Spring? Nature isn't reading the calendar, because more snow is on the way. Thank goodness, there are always more plants to consider that look amazing in the cold. The graceful narrow leaves of oriental spicebush turn pale tan in Winter—and remain on the branches no matter how long it takes for Spring to arrive.

Lindera angustifolia Arnold Arboretum 031515 320

They persist even as the early-season flowers emerge in April, and are shed only as new foliage follows. Shrubs don't need psychiatry, but this one seems nearly phobic about showing bare branches.


Today in the Garden of a Lifetime: Hardy Orange, Hardy Indeed

The wide shot of the magnolia espalier in the March 10 post was only possible with my twelve-foot stepladder. Otherwise, the huge cake-stand topiary of hardy orange would have been in the way. In the shot below, the camera hadn't yet cleared the top branch of the topiary, which I had tied to a stake just last Fall as part of its training as the topiary's newest, highest layer.

Poncirus trifoliata top twig unharmed by Winter 031215 320

The ball-in-training will only form if that top twig survived. The Winter was historic in its severity—and the topmost twigs of woody plants are most susceptible to damage. How did this one do? 


Today in the Garden of a Lifetime: 'Graham Blandy' Boxwood

This Winter's extreme and sustained cold has bronzed much of the foliage of the southern magnolias espaliered up the west side of the house. The magnolias will recover just fine—and, meanwhile, the unusual mahogany hue of their foliage only enhances the bright green foliage of the columnar box in front.

Buxus sempervirens Graham Blandy North of the pair overall 031215 320

This strikingly narrow box cultivar is 'Graham Blandy'. Already nine feet tall, it will grow to more than twice that high in the decades to come.


Extreme Snow Removal, plus Pollarded Lindens

Right outside the front gate, I've planted a pair of standards of dwarf linden, Tilia cordata 'Summer Sprite'. As is typical for the 18th Century, the house is located close to the road, so some structural horticulture brings both privacy and, well, structure to what might otherwise be a narrow strip.

Tilia cordata Summer Sprite 030515 320

Yesterday, our need for some serious snow removal meant I had to call in equipment far larger than a pickup with a front-mounted plow. Extreme plowing was in order. How big was the rig?
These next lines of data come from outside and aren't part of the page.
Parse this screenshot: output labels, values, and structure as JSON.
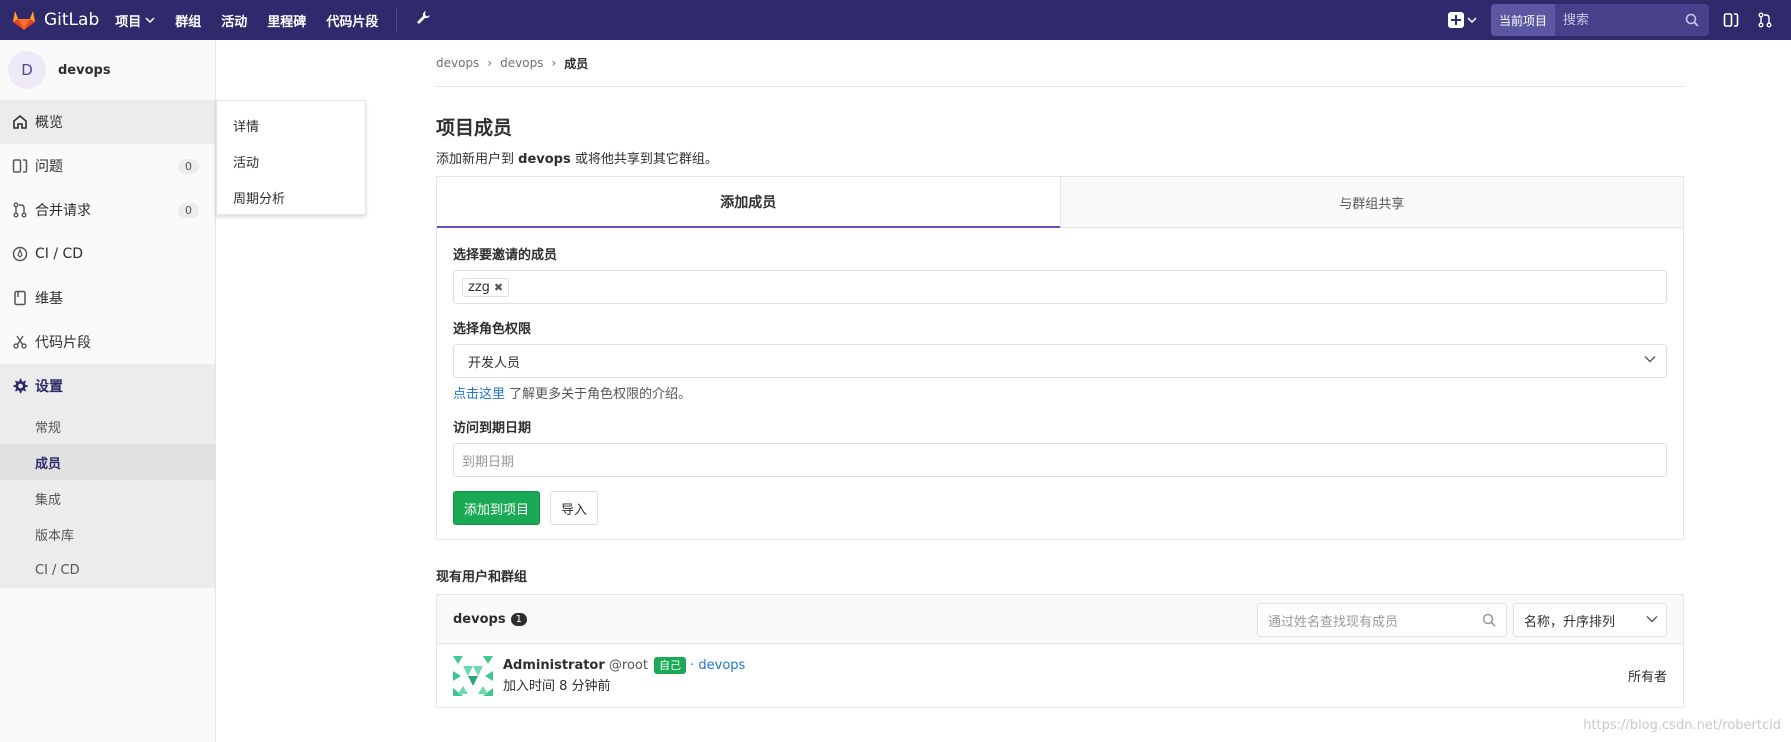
{
  "topbar": {
    "brand": "GitLab",
    "nav": [
      "项目",
      "群组",
      "活动",
      "里程碑",
      "代码片段"
    ],
    "search_scope": "当前项目",
    "search_placeholder": "搜索",
    "colors": {
      "bg": "#2f2a6b",
      "logo": "#e24329"
    }
  },
  "sidebar": {
    "avatar_letter": "D",
    "project_name": "devops",
    "items": [
      {
        "label": "概览",
        "icon": "home-icon"
      },
      {
        "label": "问题",
        "icon": "issues-icon",
        "count": "0"
      },
      {
        "label": "合并请求",
        "icon": "merge-request-icon",
        "count": "0"
      },
      {
        "label": "CI / CD",
        "icon": "rocket-icon"
      },
      {
        "label": "维基",
        "icon": "book-icon"
      },
      {
        "label": "代码片段",
        "icon": "snippet-icon"
      },
      {
        "label": "设置",
        "icon": "settings-icon"
      }
    ],
    "settings_sub": [
      "常规",
      "成员",
      "集成",
      "版本库",
      "CI / CD"
    ]
  },
  "flyout": [
    "详情",
    "活动",
    "周期分析"
  ],
  "breadcrumb": [
    "devops",
    "devops",
    "成员"
  ],
  "page": {
    "title": "项目成员",
    "desc_prefix": "添加新用户到 ",
    "desc_project": "devops",
    "desc_suffix": " 或将他共享到其它群组。"
  },
  "tabs": {
    "add_member": "添加成员",
    "share_group": "与群组共享"
  },
  "form": {
    "invite_label": "选择要邀请的成员",
    "invite_token": "zzg",
    "role_label": "选择角色权限",
    "role_value": "开发人员",
    "help_link": "点击这里",
    "help_text": " 了解更多关于角色权限的介绍。",
    "expire_label": "访问到期日期",
    "expire_placeholder": "到期日期",
    "add_button": "添加到项目",
    "import_button": "导入"
  },
  "members": {
    "section_title": "现有用户和群组",
    "group_name": "devops",
    "count": "1",
    "search_placeholder": "通过姓名查找现有成员",
    "sort_label": "名称，升序排列",
    "rows": [
      {
        "name": "Administrator",
        "handle": "@root",
        "badge": "自己",
        "via": "· devops",
        "joined": "加入时间 8 分钟前",
        "role": "所有者"
      }
    ]
  },
  "watermark": "https://blog.csdn.net/robertcid"
}
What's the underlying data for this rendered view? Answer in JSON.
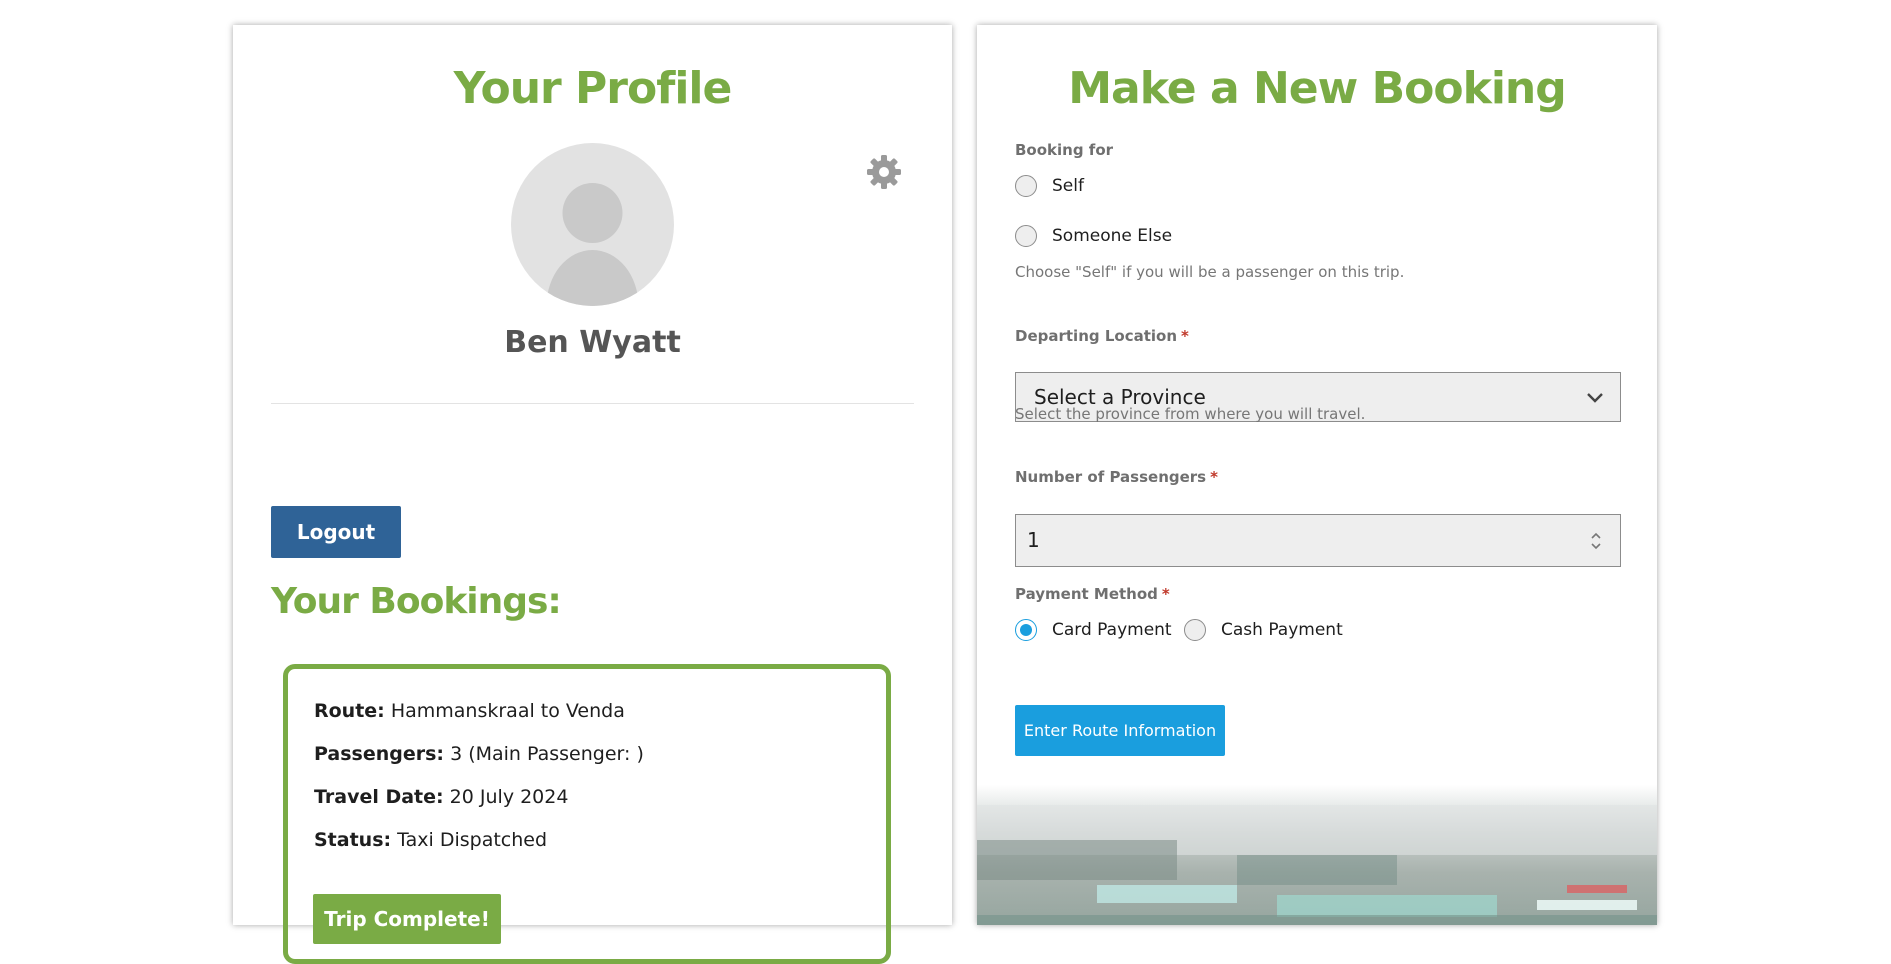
{
  "profile": {
    "title": "Your Profile",
    "user_name": "Ben Wyatt",
    "logout_label": "Logout",
    "bookings_title": "Your Bookings:",
    "booking": {
      "route_label": "Route:",
      "route_value": "Hammanskraal to Venda",
      "passengers_label": "Passengers:",
      "passengers_value": "3 (Main Passenger: )",
      "travel_date_label": "Travel Date:",
      "travel_date_value": "20 July 2024",
      "status_label": "Status:",
      "status_value": "Taxi Dispatched",
      "action_label": "Trip Complete!"
    }
  },
  "booking_form": {
    "title": "Make a New Booking",
    "booking_for": {
      "label": "Booking for",
      "options": [
        "Self",
        "Someone Else"
      ],
      "help": "Choose \"Self\" if you will be a passenger on this trip."
    },
    "departing": {
      "label": "Departing Location",
      "required_mark": "*",
      "selected": "Select a Province",
      "help": "Select the province from where you will travel."
    },
    "passengers": {
      "label": "Number of Passengers",
      "required_mark": "*",
      "value": "1"
    },
    "payment": {
      "label": "Payment Method",
      "required_mark": "*",
      "options": [
        "Card Payment",
        "Cash Payment"
      ],
      "selected": "Card Payment"
    },
    "submit_label": "Enter Route Information"
  },
  "colors": {
    "accent_green": "#7aab45",
    "logout_blue": "#2f6397",
    "action_blue": "#1a9ede",
    "required_red": "#c0392b"
  },
  "icons": {
    "settings": "gear-icon",
    "avatar": "user-placeholder-icon",
    "select": "chevron-down-icon",
    "spinner": "up-down-arrows-icon"
  }
}
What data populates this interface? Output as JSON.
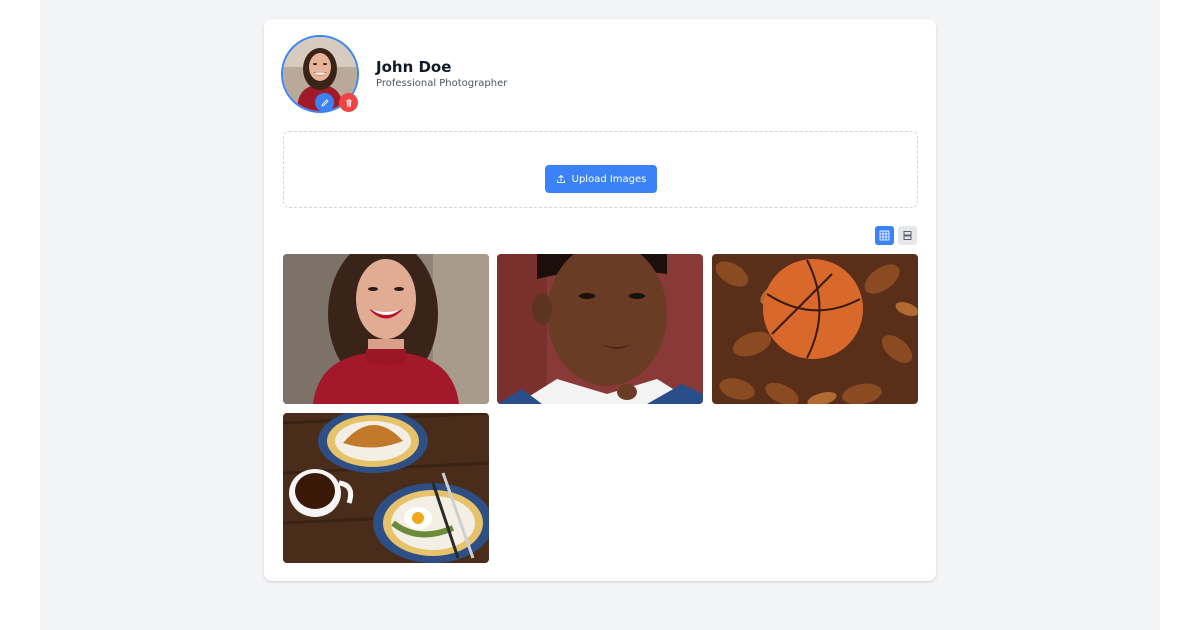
{
  "profile": {
    "name": "John Doe",
    "title": "Professional Photographer",
    "avatar_icon": "avatar-photo"
  },
  "avatar_actions": {
    "edit_icon": "pencil-icon",
    "delete_icon": "trash-icon"
  },
  "upload": {
    "label": "Upload Images",
    "icon": "upload-icon"
  },
  "view_modes": [
    {
      "name": "grid",
      "icon": "grid-icon",
      "active": true
    },
    {
      "name": "list",
      "icon": "list-icon",
      "active": false
    }
  ],
  "gallery": {
    "images": [
      {
        "name": "woman-red-sweater-photo"
      },
      {
        "name": "portrait-woman-photo"
      },
      {
        "name": "basketball-leaves-photo"
      },
      {
        "name": "breakfast-table-photo"
      }
    ]
  },
  "colors": {
    "accent": "#3b82f6",
    "danger": "#ef4444",
    "page_bg": "#f3f4f6",
    "card_bg": "#ffffff"
  }
}
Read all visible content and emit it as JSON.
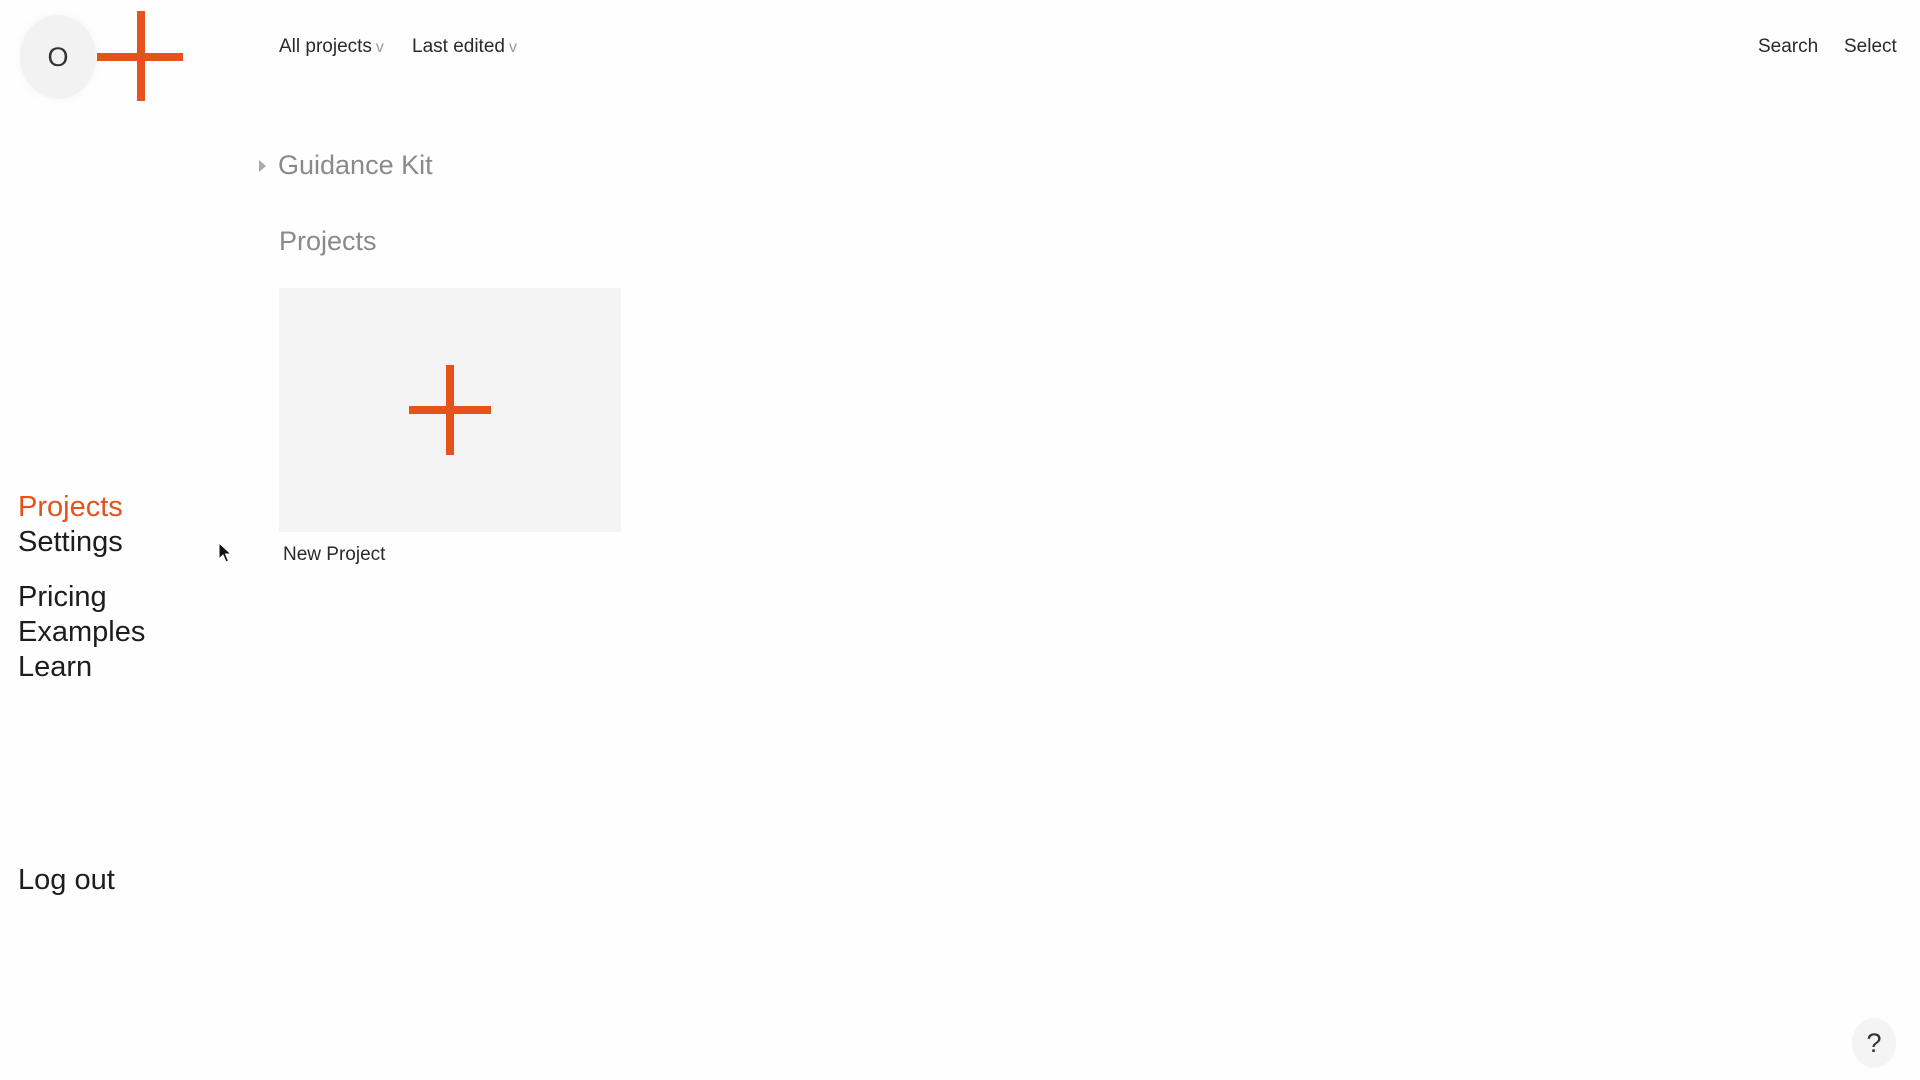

Besides providing privacy and no little Winter interest, these linden standards were also good yardsticks.



FacebookTwitterRSS Feed

Subscribe to Email

join our mailing list
* indicates required